Who are BCC to judge Wicca as a “lesser” religious practice than any other accepted religion? How does this view fit in with the contraversial “religion” of Scientology? Is this deemed an “acceptable” religion? Who made such a judgement? The law of the land says BCC cannot make such a judgement.
As pointed out in the report, “Under the Employment Equality (Religion or Belief) Regulations 2003, it is unlawful to discriminate against workers because of their religion or belief, which includes atheism.”
The report says that “A city council statement said the authority had a “long-standing internet usage policy for staff”.
It added: “We are currently implementing new internet monitoring software to make the control of internet access easier to manage.
“The aim of this is to provide greater control for individual line managers to monitor internet usage, and for departments, such as trading standards and child protection, to gain access, if needed, to certain sites for business reasons.”
If BCC are implementing a new monitoring product, have you informed employees that the mechanisms for monitoring will be changing? Have you informed employees who will heave access to monitoring and why? An employer and employee must have a relationship based on mutual trust. If monitoring mechanisms are changing then the employee has a right to know the reasons for it and how those mechanisms will now work.
I must also say that any manager who can spend time monitoring the internet activities of his or her staff is quite probably underutilised, such activity strikes me as a possible waste of Council Tax payers’ money.
As someone who has written and implemented corporate internet usage policies I should like to know more about this existing policy and whether it will be reviewed.
Who wrote this policy? When was the policy written? When was it last updated? When was the policy last reviewed by government auditors? Is the policy regularly reviewed by qualified legal advisors? Is this policy available for Council Tax payers to view for themselves?
Given the arguments of the National Secular Society I would suggest that the policy has either not been reviewed and cleared by qualified legal advisors or those who have reviewed it have failed BCC.
I would be grateful for a full response as I will be publishing this e-mail and the response in my weblog. The Council Tax payers of Birmingham (my family fall among that number) deserve an answer.
Any responses from Birmingham City Council will be posted here.
My attention has been pointed towards Birmingham City Council’s Religion and Belief Equality Scheme.
Here’s a snippet from that web page:
The City Council has a long-standing commitment to equality. We have been active in identifying and acting on best practice. This scheme reinforces and deepens that commitment, recognising the unique and significant role that faith has in the life and cohesion of our diverse community.
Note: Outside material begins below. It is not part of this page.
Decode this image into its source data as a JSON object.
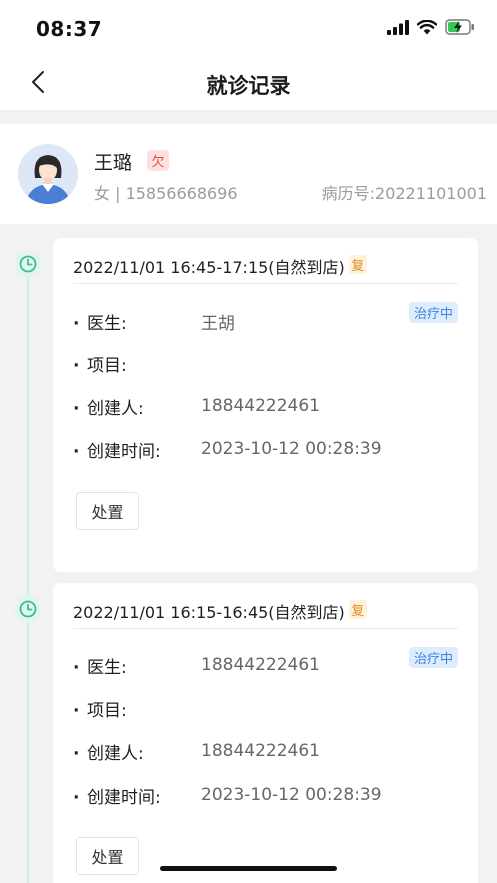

The City Council will:
• Promote harmony and understanding between different faith groups with the view of promoting community cohesion
• Challenge discrimination on the grounds of religion and belief
• Promote equality for employees and service users, regardless of their religion or belief
• Provide responsive and appropriate services for all sections of the community
• Create an environment free from harassment and victimisation for faith groups
• Improve communication, participation and engagement with faith groups
Hmm… now how does that fit in with blocking blocking staff from accessing websites dealing with Atheism and new age Neopagan religions?
I’ll tell you.